“It’s very good for us,” Enache said, sipping a glass of Fanta and puffing on a cigarette at a table at Hotel Emi’s restaurant. “This is big.”
The U.S. military looks to Romania as a new NATO ally willing to provide strategic bases that are cheaper and closer to Central Europe and Middle East hot spots without Western Europe’s restrictions. Romania, one of the poorest nations in Europe, sees the rotations as an economic boost.
The presence of American troops near the Black Sea port city of Constanta will probably have little direct economic impact on the country of 23 million. But the hope is that if the U.S. military is in Romania, American corporations will follow.
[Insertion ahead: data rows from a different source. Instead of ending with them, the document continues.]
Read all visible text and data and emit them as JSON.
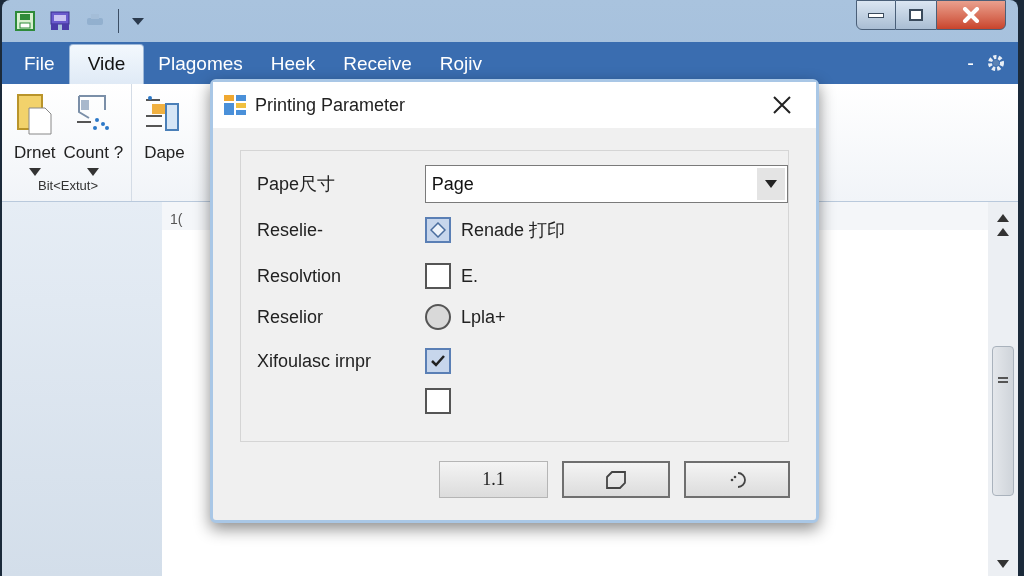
{
  "tabs": [
    {
      "label": "File",
      "selected": false
    },
    {
      "label": "Vide",
      "selected": true
    },
    {
      "label": "Plagomes",
      "selected": false
    },
    {
      "label": "Heek",
      "selected": false
    },
    {
      "label": "Receive",
      "selected": false
    },
    {
      "label": "Rojiv",
      "selected": false
    }
  ],
  "ribbon": {
    "commands": [
      {
        "label": "Drnet"
      },
      {
        "label": "Count ?"
      },
      {
        "label": "Dape"
      }
    ],
    "group_label": "Bit<Extut>",
    "collapse_label": "-"
  },
  "document": {
    "ruler_text": "1("
  },
  "dialog": {
    "title": "Printing Parameter",
    "rows": [
      {
        "kind": "dropdown",
        "label": "Pape尺寸",
        "value": "Page"
      },
      {
        "kind": "diamond",
        "label": "Reselie-",
        "checked": true,
        "text": "Renade 打印"
      },
      {
        "kind": "checkbox",
        "label": "Resolvtion",
        "checked": false,
        "text": "E."
      },
      {
        "kind": "radio",
        "label": "Reselior",
        "checked": false,
        "text": "Lpla+"
      },
      {
        "kind": "checkbox",
        "label": "Xifoulasc irnpr",
        "checked": true
      },
      {
        "kind": "checkbox",
        "checked": false
      }
    ],
    "buttons": [
      {
        "kind": "text",
        "label": "1.1"
      },
      {
        "kind": "icon"
      },
      {
        "kind": "icon"
      }
    ]
  }
}
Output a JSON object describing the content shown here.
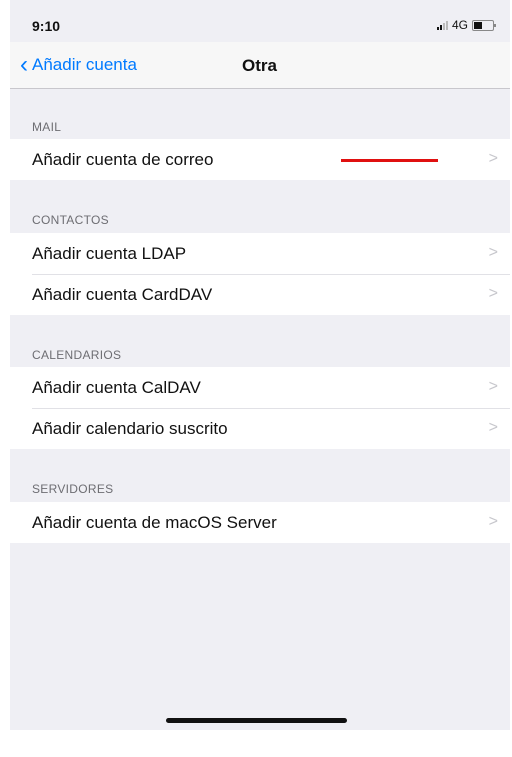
{
  "status_bar": {
    "time": "9:10",
    "network": "4G"
  },
  "nav": {
    "back_label": "Añadir cuenta",
    "title": "Otra"
  },
  "sections": [
    {
      "header": "MAIL",
      "items": [
        {
          "label": "Añadir cuenta de correo"
        }
      ]
    },
    {
      "header": "CONTACTOS",
      "items": [
        {
          "label": "Añadir cuenta LDAP"
        },
        {
          "label": "Añadir cuenta CardDAV"
        }
      ]
    },
    {
      "header": "CALENDARIOS",
      "items": [
        {
          "label": "Añadir cuenta CalDAV"
        },
        {
          "label": "Añadir calendario suscrito"
        }
      ]
    },
    {
      "header": "SERVIDORES",
      "items": [
        {
          "label": "Añadir cuenta de macOS Server"
        }
      ]
    }
  ],
  "colors": {
    "accent": "#007aff",
    "annotation": "#e01010",
    "background": "#efeff4"
  }
}
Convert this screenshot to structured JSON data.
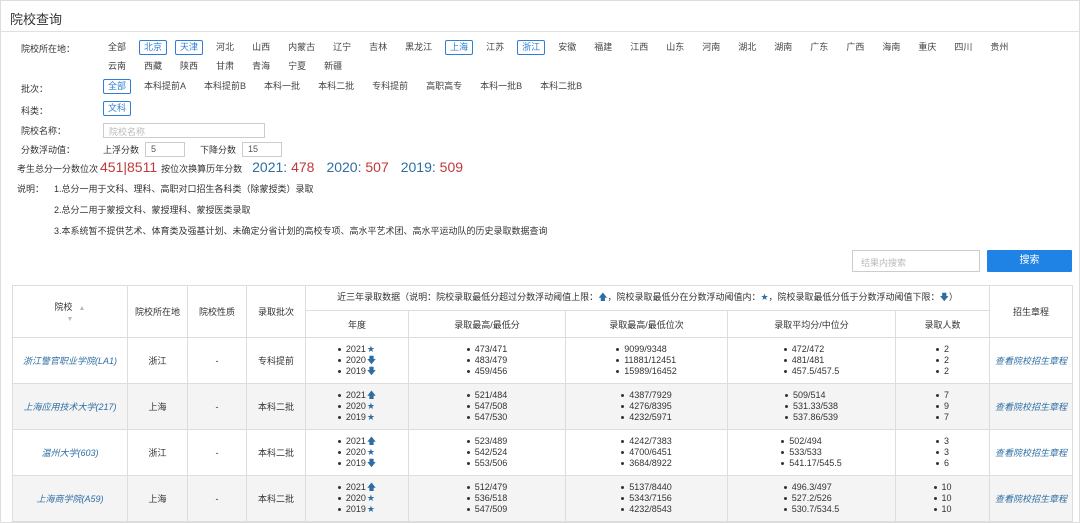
{
  "page_title": "院校查询",
  "filters": {
    "location": {
      "label": "院校所在地：",
      "options": [
        {
          "label": "全部",
          "selected": false
        },
        {
          "label": "北京",
          "selected": true
        },
        {
          "label": "天津",
          "selected": true
        },
        {
          "label": "河北",
          "selected": false
        },
        {
          "label": "山西",
          "selected": false
        },
        {
          "label": "内蒙古",
          "selected": false
        },
        {
          "label": "辽宁",
          "selected": false
        },
        {
          "label": "吉林",
          "selected": false
        },
        {
          "label": "黑龙江",
          "selected": false
        },
        {
          "label": "上海",
          "selected": true
        },
        {
          "label": "江苏",
          "selected": false
        },
        {
          "label": "浙江",
          "selected": true
        },
        {
          "label": "安徽",
          "selected": false
        },
        {
          "label": "福建",
          "selected": false
        },
        {
          "label": "江西",
          "selected": false
        },
        {
          "label": "山东",
          "selected": false
        },
        {
          "label": "河南",
          "selected": false
        },
        {
          "label": "湖北",
          "selected": false
        },
        {
          "label": "湖南",
          "selected": false
        },
        {
          "label": "广东",
          "selected": false
        },
        {
          "label": "广西",
          "selected": false
        },
        {
          "label": "海南",
          "selected": false
        },
        {
          "label": "重庆",
          "selected": false
        },
        {
          "label": "四川",
          "selected": false
        },
        {
          "label": "贵州",
          "selected": false
        },
        {
          "label": "云南",
          "selected": false
        },
        {
          "label": "西藏",
          "selected": false
        },
        {
          "label": "陕西",
          "selected": false
        },
        {
          "label": "甘肃",
          "selected": false
        },
        {
          "label": "青海",
          "selected": false
        },
        {
          "label": "宁夏",
          "selected": false
        },
        {
          "label": "新疆",
          "selected": false
        }
      ]
    },
    "batch": {
      "label": "批次：",
      "options": [
        {
          "label": "全部",
          "selected": true
        },
        {
          "label": "本科提前A",
          "selected": false
        },
        {
          "label": "本科提前B",
          "selected": false
        },
        {
          "label": "本科一批",
          "selected": false
        },
        {
          "label": "本科二批",
          "selected": false
        },
        {
          "label": "专科提前",
          "selected": false
        },
        {
          "label": "高职高专",
          "selected": false
        },
        {
          "label": "本科一批B",
          "selected": false
        },
        {
          "label": "本科二批B",
          "selected": false
        }
      ]
    },
    "subject": {
      "label": "科类：",
      "options": [
        {
          "label": "文科",
          "selected": true
        }
      ]
    },
    "school_name": {
      "label": "院校名称：",
      "placeholder": "院校名称"
    },
    "score_float": {
      "label": "分数浮动值：",
      "up_label": "上浮分数",
      "up_value": "5",
      "down_label": "下降分数",
      "down_value": "15"
    }
  },
  "score_info": {
    "label": "考生总分一分数位次",
    "score_rank": "451|8511",
    "convert_label": "按位次换算历年分数",
    "y2021": "2021: ",
    "v2021": "478",
    "y2020": "2020: ",
    "v2020": "507",
    "y2019": "2019: ",
    "v2019": "509"
  },
  "notes": {
    "label": "说明：",
    "line1": "1.总分一用于文科、理科、高职对口招生各科类（除蒙授类）录取",
    "line2": "2.总分二用于蒙授文科、蒙授理科、蒙授医类录取",
    "line3": "3.本系统暂不提供艺术、体育类及强基计划、未确定分省计划的高校专项、高水平艺术团、高水平运动队的历史录取数据查询"
  },
  "search": {
    "placeholder": "结果内搜索",
    "button": "搜索"
  },
  "table": {
    "headers": {
      "school": "院校",
      "location": "院校所在地",
      "nature": "院校性质",
      "batch": "录取批次",
      "group": "近三年录取数据（说明：院校录取最低分超过分数浮动阈值上限：",
      "group_mid1": "，院校录取最低分在分数浮动阈值内：",
      "group_mid2": "，院校录取最低分低于分数浮动阈值下限：",
      "group_end": "）",
      "charter": "招生章程",
      "year": "年度",
      "max_min_score": "录取最高/最低分",
      "max_min_rank": "录取最高/最低位次",
      "avg_median": "录取平均分/中位分",
      "count": "录取人数"
    },
    "rows": [
      {
        "school": "浙江警官职业学院(LA1)",
        "location": "浙江",
        "nature": "-",
        "batch": "专科提前",
        "years": [
          {
            "year": "2021",
            "mark": "★"
          },
          {
            "year": "2020",
            "mark": "↓"
          },
          {
            "year": "2019",
            "mark": "↓"
          }
        ],
        "scores": [
          "473/471",
          "483/479",
          "459/456"
        ],
        "ranks": [
          "9099/9348",
          "11881/12451",
          "15989/16452"
        ],
        "avgs": [
          "472/472",
          "481/481",
          "457.5/457.5"
        ],
        "counts": [
          "2",
          "2",
          "2"
        ],
        "charter": "查看院校招生章程"
      },
      {
        "school": "上海应用技术大学(217)",
        "location": "上海",
        "nature": "-",
        "batch": "本科二批",
        "years": [
          {
            "year": "2021",
            "mark": "↑"
          },
          {
            "year": "2020",
            "mark": "★"
          },
          {
            "year": "2019",
            "mark": "★"
          }
        ],
        "scores": [
          "521/484",
          "547/508",
          "547/530"
        ],
        "ranks": [
          "4387/7929",
          "4276/8395",
          "4232/5971"
        ],
        "avgs": [
          "509/514",
          "531.33/538",
          "537.86/539"
        ],
        "counts": [
          "7",
          "9",
          "7"
        ],
        "charter": "查看院校招生章程"
      },
      {
        "school": "温州大学(603)",
        "location": "浙江",
        "nature": "-",
        "batch": "本科二批",
        "years": [
          {
            "year": "2021",
            "mark": "↑"
          },
          {
            "year": "2020",
            "mark": "★"
          },
          {
            "year": "2019",
            "mark": "↓"
          }
        ],
        "scores": [
          "523/489",
          "542/524",
          "553/506"
        ],
        "ranks": [
          "4242/7383",
          "4700/6451",
          "3684/8922"
        ],
        "avgs": [
          "502/494",
          "533/533",
          "541.17/545.5"
        ],
        "counts": [
          "3",
          "3",
          "6"
        ],
        "charter": "查看院校招生章程"
      },
      {
        "school": "上海商学院(A59)",
        "location": "上海",
        "nature": "-",
        "batch": "本科二批",
        "years": [
          {
            "year": "2021",
            "mark": "↑"
          },
          {
            "year": "2020",
            "mark": "★"
          },
          {
            "year": "2019",
            "mark": "★"
          }
        ],
        "scores": [
          "512/479",
          "536/518",
          "547/509"
        ],
        "ranks": [
          "5137/8440",
          "5343/7156",
          "4232/8543"
        ],
        "avgs": [
          "496.3/497",
          "527.2/526",
          "530.7/534.5"
        ],
        "counts": [
          "10",
          "10",
          "10"
        ],
        "charter": "查看院校招生章程"
      }
    ]
  }
}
Whether or not that happens, the Pentagon is pouring millions into the local economy near the base and training areas. The U.S. government is spending $35 million in fiscal 2007 to tear down old buildings and build new ones at an adjacent former Romanian army base, according to the Army Corps of Engineers. The new facilities will house and feed about 2,000 troops. An additional $20 million will be spent on adding more buildings to the site the following year and improving Mihail Kogalniceanu Air Base, also known as “MK.”
Former Halliburton subsidiary KBR is the big defense contractor on site, but the military is purchasing thousands of dollars’ worth of supplies a day from area businesses instead of shipping the stuff in from elsewhere.
Contractors also are employing hundreds of workers. This summer’s “Proof of Principle Exercise,” which started Aug. 17 and ends Oct. 22, is employing nearly 600 Romanians, from barbers to cooks.
Property values around the base have skyrocketed since the announcement of the rotations. Goat and sheep pastures worth $2,700 per hectare before the arrival of American soldiers are going for thousands of dollars more. For anyone interested, the land across from the gate is for sale.
Maj. Christopher Foote, the Joint Task Force-East director of logistics, said Romanian businessmen are eager to capitalize on the base buildup and foreign investment, but many are unsure what the Americans want or need.
“They ask a lot of questions,” Foote said. “They’re anxious to figure out a way to fit themselves into the economic growth. They’re seeing it and want to know how they can fit into it.”
The U.S. government has offered some help to area companies, providing seminars on how to bid for contracts and do business with the military.
Enache — who also is known as “Ge Ge” — and his wife, Gabriela, are one step ahead of most Romanian business owners. Their 18-room hotel is less than 100 yards away from the air base’s main gate and the only inn in town.
The Enaches planned to build the hotel in the late 1990s largely due to the international airport that shares an airstrip with the military base. But the Sept. 11, 2001, terrorist attacks against the United States changed everything. When the hotel opened in 2003, the U.S. military used the area as a launching point for troops heading into Iraq during the war.
The hotel rooms were soon full of airmen and soldiers, and the Enaches made changes to accommodate their American guests. Most staff members speak English, the air-conditioned restaurant offers wireless Internet and the top floor has a conference room that has been used for special command events and officer meetings.
The restaurant menu serves up Romanian dishes, but also offers pizza, chicken wings and American-style barbecue ribs.
The hotel lobby’s walls are adorned with letters of appreciation from American generals and letters of commendations from various U.S. military units.
The hotel has increased its staff by 20 percent because of the training, and the Enaches are planning to add another wing to the hotel that will provide an additional 50 guest rooms and a fitness center.
“It also will have a pool,” Enache said, smiling.
It, too, will be the only one in the area. There are no plans to build a swimming pool on base for troops.